50th Anniversary of USC’s Marine Center on Catalina
In 1965, USC initiated a new era of scientific research at the university with creation of the Marine Sciences Center on Catalina Island. Based on generous land gifts from the Wrigley and Offield families in Big Fisherman’s Cove, the island campus provided an exciting and unique new asset for USC researchers and the broad science community.
By 1967 the first building was erected – our beloved marine laboratory, later to be known as the Phillip K. Wrigley Marine Science Center – and from that day forward environmental research in southern California was never the same.
20th Anniversary of the USC Wrigley Institute for Environmental Studies
In 1995, William and Julie Wrigley continued their family’s legacy of conservation by providing USC the capital to initiate the USC Wrigley Institute for Environmental Studies. This generous gift created a new environmental hub on the USC campus focused on cutting edge research, graduate/undergraduate education, and public outreach.
Recognizing that Catalina Island may be one of the “last outposts of Southern California as nature made it”, USC’s marine center was re-dedicated as the crown jewel of this new internationally prominent environmental program (which was possibly the last time anyone’s worn a business suit at the Catalina campus!)
Celebrate With Us!
2015 will be a yearlong opportunity to celebrate this exciting 50th/20th anniversary and showcase the many accomplishments our faculty, staff, students and alumni have made over the years. These successes are a tribute to the incredible people who’ve shared their passion, time and support with WIES over the decades. Keep an eye on our newsletters and social media as the year goes on. Also, feel free to drop us a line with thoughts or photos of special WIES memories you’d like to share.

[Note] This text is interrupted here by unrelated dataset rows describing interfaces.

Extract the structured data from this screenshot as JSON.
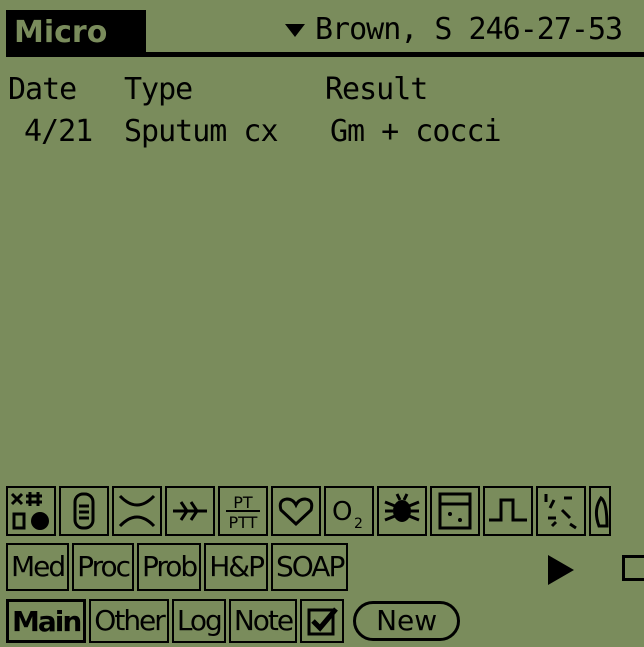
{
  "header": {
    "title": "Micro",
    "patient": "Brown, S 246-27-53"
  },
  "table": {
    "columns": [
      "Date",
      "Type",
      "Result"
    ],
    "rows": [
      {
        "date": "4/21",
        "type": "Sputum cx",
        "result": "Gm + cocci"
      }
    ]
  },
  "icons": [
    {
      "name": "orders-icon"
    },
    {
      "name": "tube-icon"
    },
    {
      "name": "xray-icon"
    },
    {
      "name": "ekg-icon"
    },
    {
      "name": "pt-ptt-icon",
      "label_top": "PT",
      "label_bottom": "PTT"
    },
    {
      "name": "heart-icon"
    },
    {
      "name": "o2-icon",
      "label": "O"
    },
    {
      "name": "bug-icon"
    },
    {
      "name": "urine-cup-icon"
    },
    {
      "name": "pulse-icon"
    },
    {
      "name": "sparkle-icon"
    },
    {
      "name": "lungs-icon"
    }
  ],
  "categories": [
    "Med",
    "Proc",
    "Prob",
    "H&P",
    "SOAP"
  ],
  "tabs": [
    {
      "label": "Main",
      "active": true
    },
    {
      "label": "Other"
    },
    {
      "label": "Log"
    },
    {
      "label": "Note"
    }
  ],
  "new_button": "New",
  "colors": {
    "background": "#7a8c5c",
    "foreground": "#000000"
  }
}
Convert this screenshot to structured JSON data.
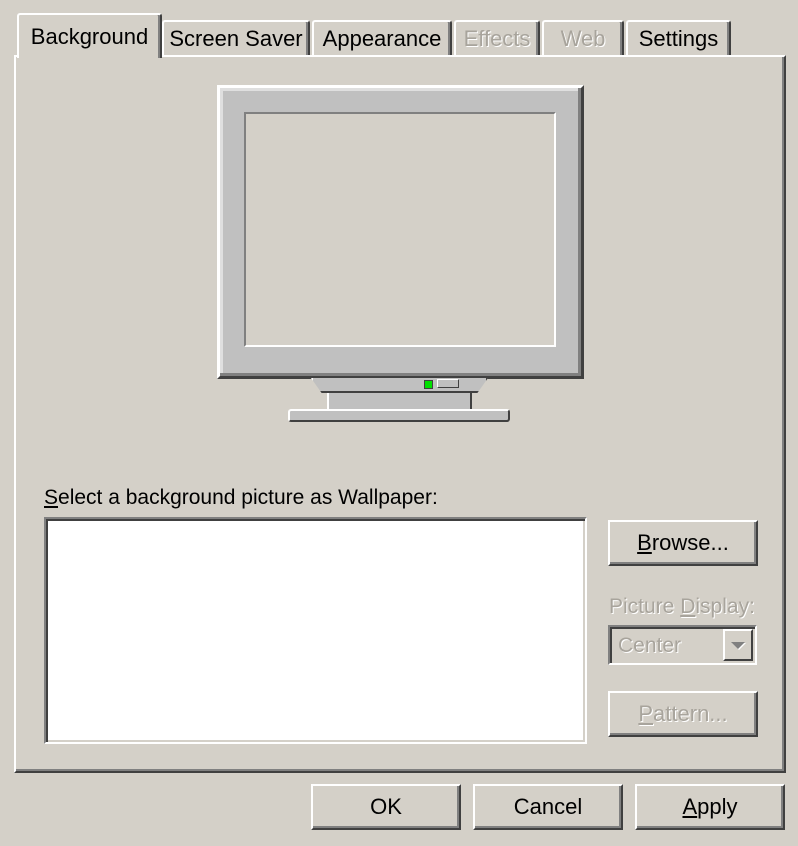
{
  "tabs": [
    {
      "label": "Background",
      "state": "active"
    },
    {
      "label": "Screen Saver",
      "state": "normal"
    },
    {
      "label": "Appearance",
      "state": "normal"
    },
    {
      "label": "Effects",
      "state": "disabled"
    },
    {
      "label": "Web",
      "state": "disabled"
    },
    {
      "label": "Settings",
      "state": "normal"
    }
  ],
  "wallpaper": {
    "label_mnemonic": "S",
    "label_rest": "elect a background picture as Wallpaper:",
    "items": []
  },
  "browse_button": {
    "mnemonic": "B",
    "rest": "rowse..."
  },
  "picture_display": {
    "label_pre": "Picture ",
    "label_mnemonic": "D",
    "label_post": "isplay:",
    "selected": "Center",
    "enabled": false
  },
  "pattern_button": {
    "mnemonic": "P",
    "rest": "attern...",
    "enabled": false
  },
  "footer": {
    "ok_label": "OK",
    "cancel_label": "Cancel",
    "apply_mnemonic": "A",
    "apply_rest": "pply"
  },
  "icons": {
    "dropdown": "chevron-down-icon",
    "monitor": "monitor-icon"
  },
  "colors": {
    "face": "#d4d0c8",
    "disabled_text": "#a8a49c",
    "led": "#00e000"
  }
}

Its an honor to be celebrating this year with you, the WIES family and friends who make it all possible. Thank you for contributing to our last 50 years of science and discovery, and here’s to the next 50!